# bin_poiss - The binomial and Poisson distributions There is...

This preview shows pages 1–2. Sign up to view the full content.

The binomial and Poisson distributions There is a short list of probability distributions with names which crop up in some speciFc engineering problems. We will look at just a few as they’re important but not the central theme of this set of lectures. Two of them, the binomial and Poisson distributions are relevant to the problem of counting random events . These two pages are meant to complement the brief treatment in § 23.6 of Kreyszig. The binomial distribution is relevant when counting the total number of ‘failures’ in a Fxed length series of trials, each of which is independently a ‘failure’ with probability p and otherwise a ‘success’. Suppose there are n trials and let T denote the total number of failures.

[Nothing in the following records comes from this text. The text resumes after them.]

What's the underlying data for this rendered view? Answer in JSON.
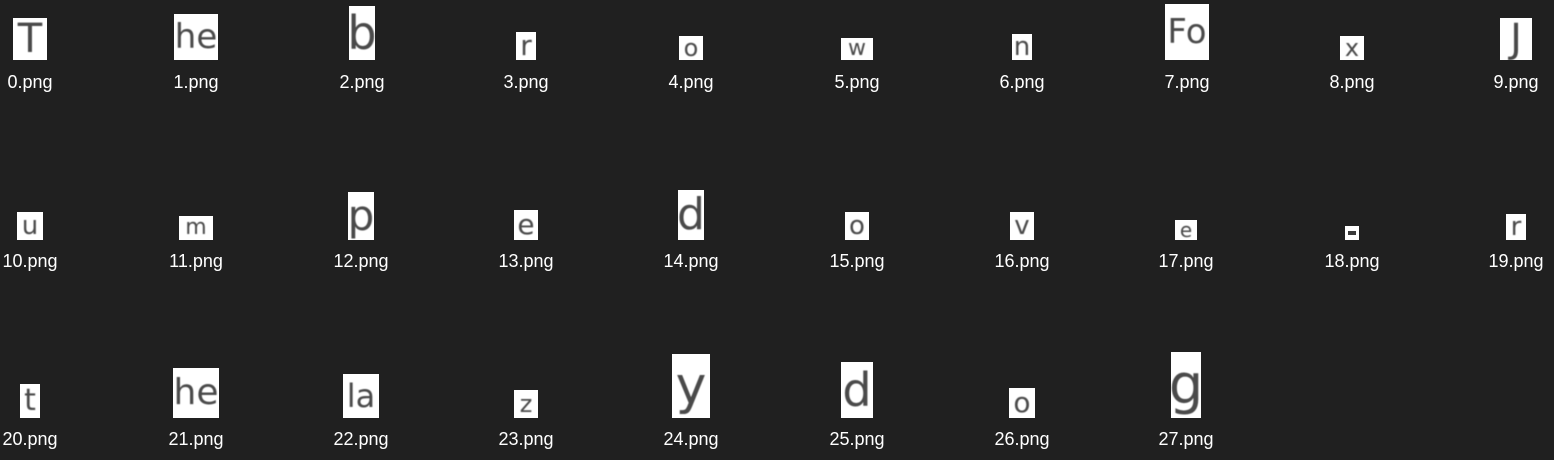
{
  "files": [
    {
      "name": "0.png",
      "letter": "T"
    },
    {
      "name": "1.png",
      "letter": "he"
    },
    {
      "name": "2.png",
      "letter": "b"
    },
    {
      "name": "3.png",
      "letter": "r"
    },
    {
      "name": "4.png",
      "letter": "o"
    },
    {
      "name": "5.png",
      "letter": "w"
    },
    {
      "name": "6.png",
      "letter": "n"
    },
    {
      "name": "7.png",
      "letter": "Fo"
    },
    {
      "name": "8.png",
      "letter": "x"
    },
    {
      "name": "9.png",
      "letter": "J"
    },
    {
      "name": "10.png",
      "letter": "u"
    },
    {
      "name": "11.png",
      "letter": "m"
    },
    {
      "name": "12.png",
      "letter": "p"
    },
    {
      "name": "13.png",
      "letter": "e"
    },
    {
      "name": "14.png",
      "letter": "d"
    },
    {
      "name": "15.png",
      "letter": "o"
    },
    {
      "name": "16.png",
      "letter": "v"
    },
    {
      "name": "17.png",
      "letter": "e"
    },
    {
      "name": "18.png",
      "letter": ""
    },
    {
      "name": "19.png",
      "letter": "r"
    },
    {
      "name": "20.png",
      "letter": "t"
    },
    {
      "name": "21.png",
      "letter": "he"
    },
    {
      "name": "22.png",
      "letter": "la"
    },
    {
      "name": "23.png",
      "letter": "z"
    },
    {
      "name": "24.png",
      "letter": "y"
    },
    {
      "name": "25.png",
      "letter": "d"
    },
    {
      "name": "26.png",
      "letter": "o"
    },
    {
      "name": "27.png",
      "letter": "g"
    }
  ]
}
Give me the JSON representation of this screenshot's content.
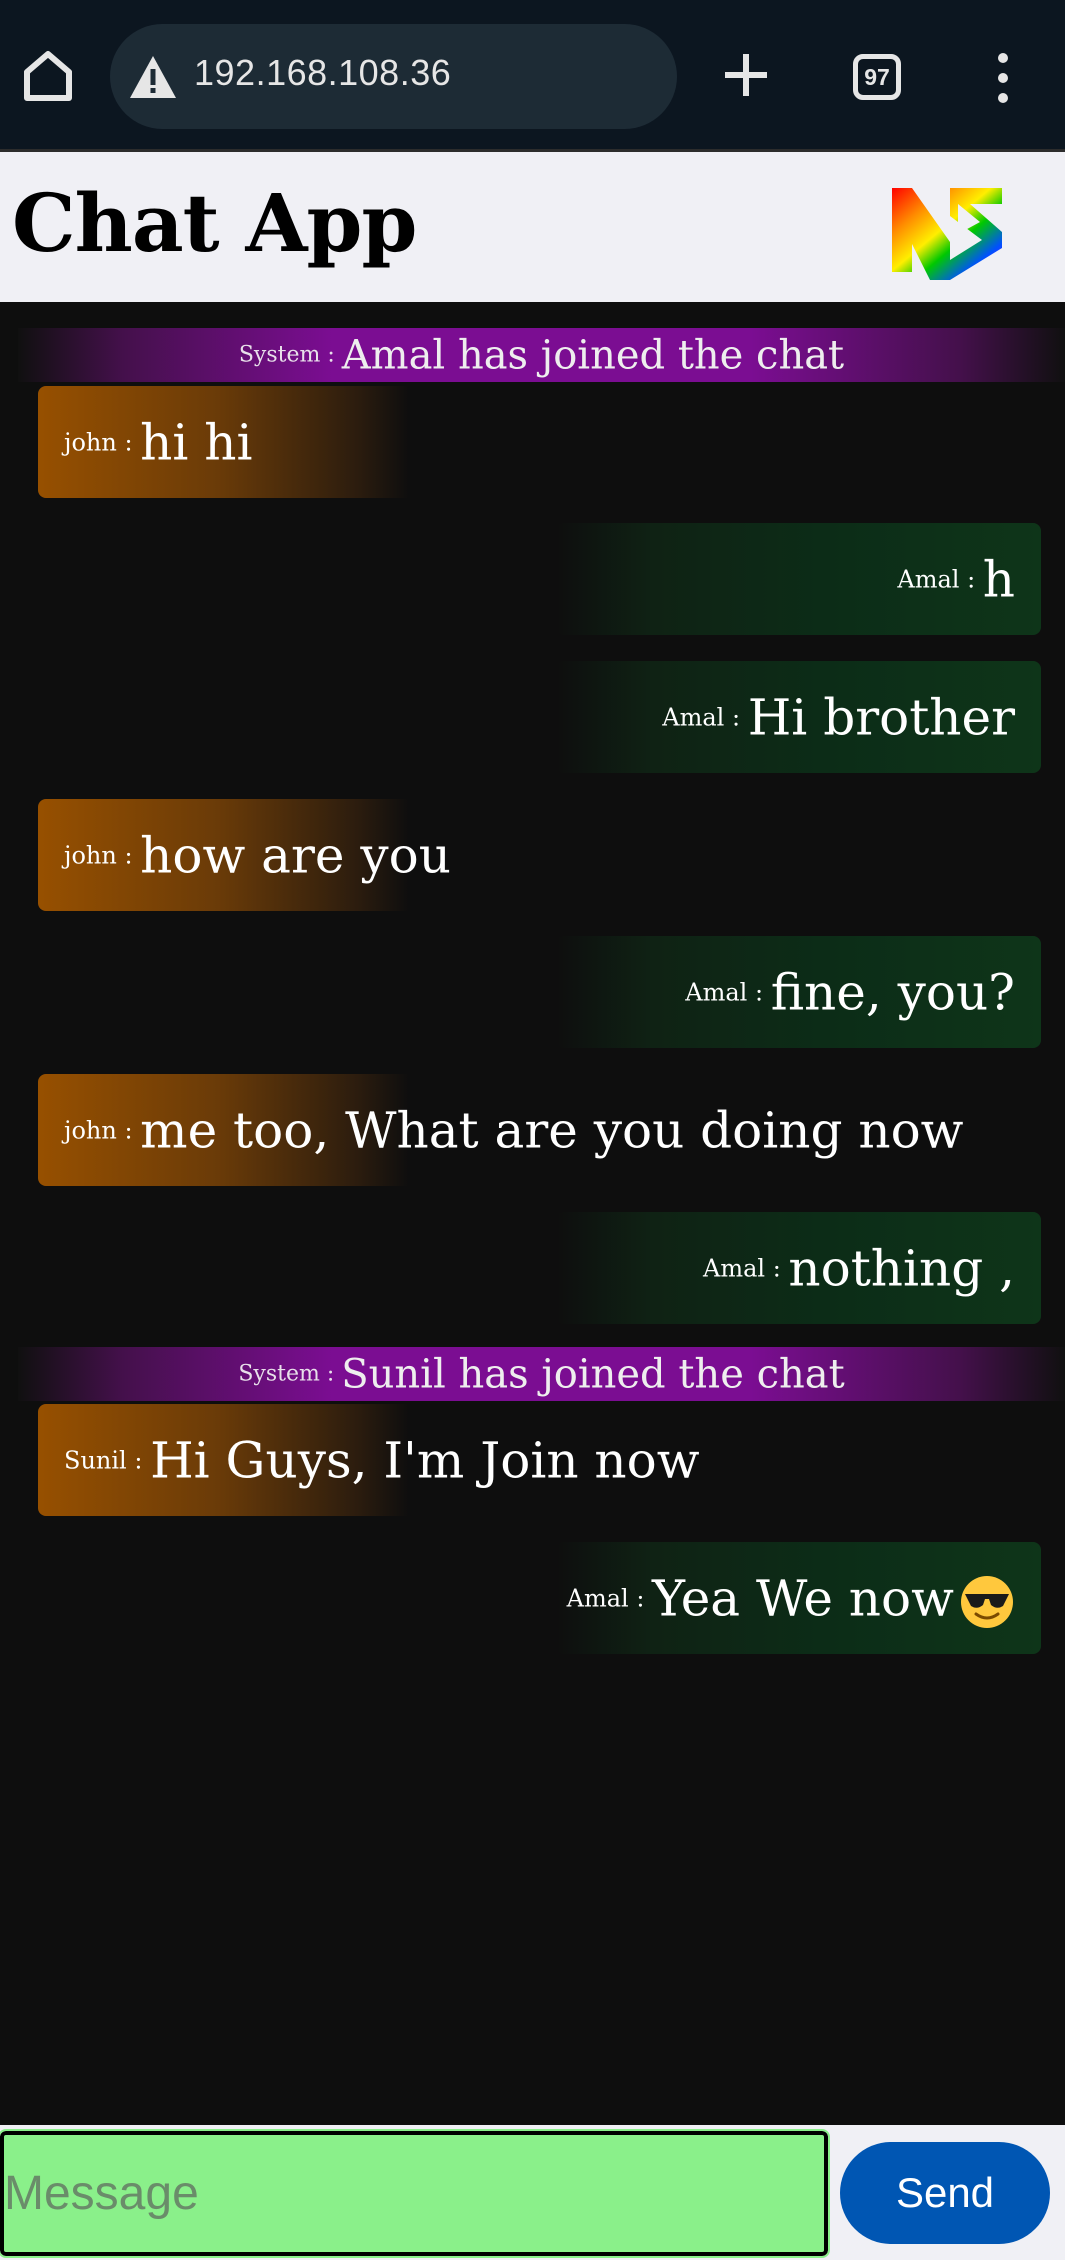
{
  "browser": {
    "url": "192.168.108.36",
    "tab_count": "97",
    "icons": [
      "home-icon",
      "warning-icon",
      "plus-icon",
      "tabs-icon",
      "more-vert-icon"
    ]
  },
  "header": {
    "title": "Chat App",
    "logo": "rainbow-ns-logo"
  },
  "messages": [
    {
      "kind": "system",
      "sender": "System",
      "text": "Amal has joined the chat"
    },
    {
      "kind": "left",
      "sender": "john",
      "text": "hi hi"
    },
    {
      "kind": "right",
      "sender": "Amal",
      "text": "h"
    },
    {
      "kind": "right",
      "sender": "Amal",
      "text": "Hi brother"
    },
    {
      "kind": "left",
      "sender": "john",
      "text": "how are you"
    },
    {
      "kind": "right",
      "sender": "Amal",
      "text": "fine, you?"
    },
    {
      "kind": "left",
      "sender": "john",
      "text": "me too, What are you doing now"
    },
    {
      "kind": "right",
      "sender": "Amal",
      "text": "nothing ,"
    },
    {
      "kind": "system",
      "sender": "System",
      "text": "Sunil has joined the chat"
    },
    {
      "kind": "left",
      "sender": "Sunil",
      "text": "Hi Guys, I'm Join now"
    },
    {
      "kind": "right",
      "sender": "Amal",
      "text": "Yea We now",
      "emoji": "sunglasses-emoji-icon"
    }
  ],
  "separator": " : ",
  "composer": {
    "placeholder": "Message",
    "value": "",
    "send_label": "Send"
  },
  "colors": {
    "system": "#7b0d92",
    "left": "#975000",
    "right": "#0e3519",
    "input_bg": "#8af08a",
    "send_bg": "#0056b3"
  }
}
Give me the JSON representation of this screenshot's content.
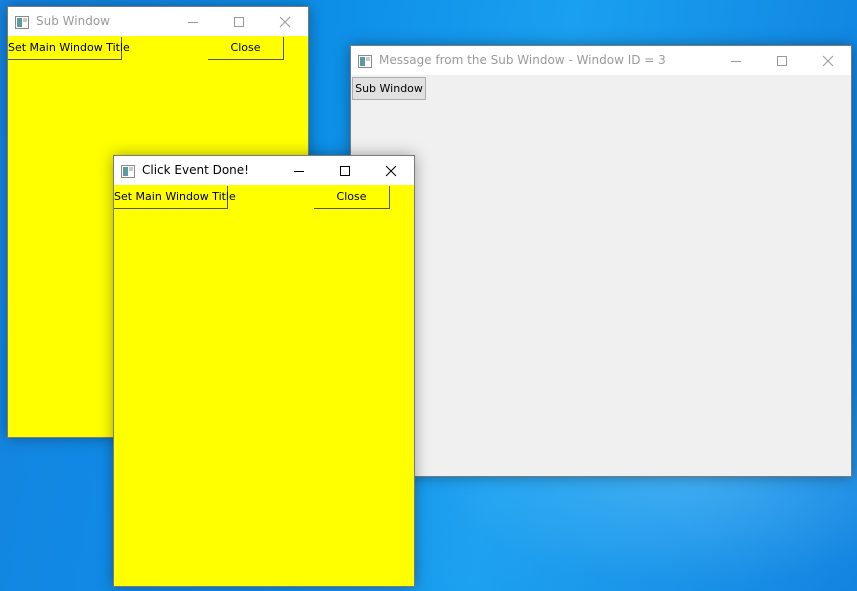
{
  "colors": {
    "sub_window_bg": "#FFFF00",
    "main_window_bg": "#F0F0F0",
    "titlebar_bg": "#FFFFFF",
    "inactive_title_text": "#9A9A9A",
    "active_title_text": "#000000"
  },
  "main_window": {
    "title": "Message from the Sub Window - Window ID = 3",
    "state": "inactive",
    "icon": "qt-app-icon",
    "buttons": {
      "sub_window": "Sub Window"
    }
  },
  "sub_window_back": {
    "title": "Sub Window",
    "state": "inactive",
    "icon": "qt-app-icon",
    "buttons": {
      "set_title": "Set Main Window Title",
      "close": "Close"
    }
  },
  "sub_window_front": {
    "title": "Click Event Done!",
    "state": "active",
    "icon": "qt-app-icon",
    "buttons": {
      "set_title": "Set Main Window Title",
      "close": "Close"
    }
  },
  "title_controls": [
    "minimize-icon",
    "maximize-icon",
    "close-icon"
  ]
}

Clearly T can only take values from 0 up to n . We can write T = F 1 + F 2 + . . . + F n , where each F i is an independent random variable with P [ F i = 1] = p and P [ F i = 0] = 1 - p , (so the F i tell us which trials the failures are in while T just counts the number of them – it is not strictly necessary to introduce the F i here but I think they are natural and they will be useful later). Now, by extending the notion that e.g. P [ F 1 = 1 and F 2 = 0] = P [ F 1 = 1] × P [ F 2 = 0] = p (1 - p ) to greater numbers of independent random variables we can say P [ F 1 = 1 , . . . , F t = 1 , F t +1 = 0

This preview has intentionally blurred sections. Sign up to view the full version.

View Full Document
This is the end of the preview. Sign up to access the rest of the document.

## This note was uploaded on 05/12/2010 for the course APPLIED ST 2010 taught by Professor Various during the Spring '10 term at Universidad Nacional Agraria La Molina.

### Page1 / 2

bin_poiss - The binomial and Poisson distributions There is...

This preview shows document pages 1 - 2. Sign up to view the full document.

View Full Document
Ask a homework question - tutors are online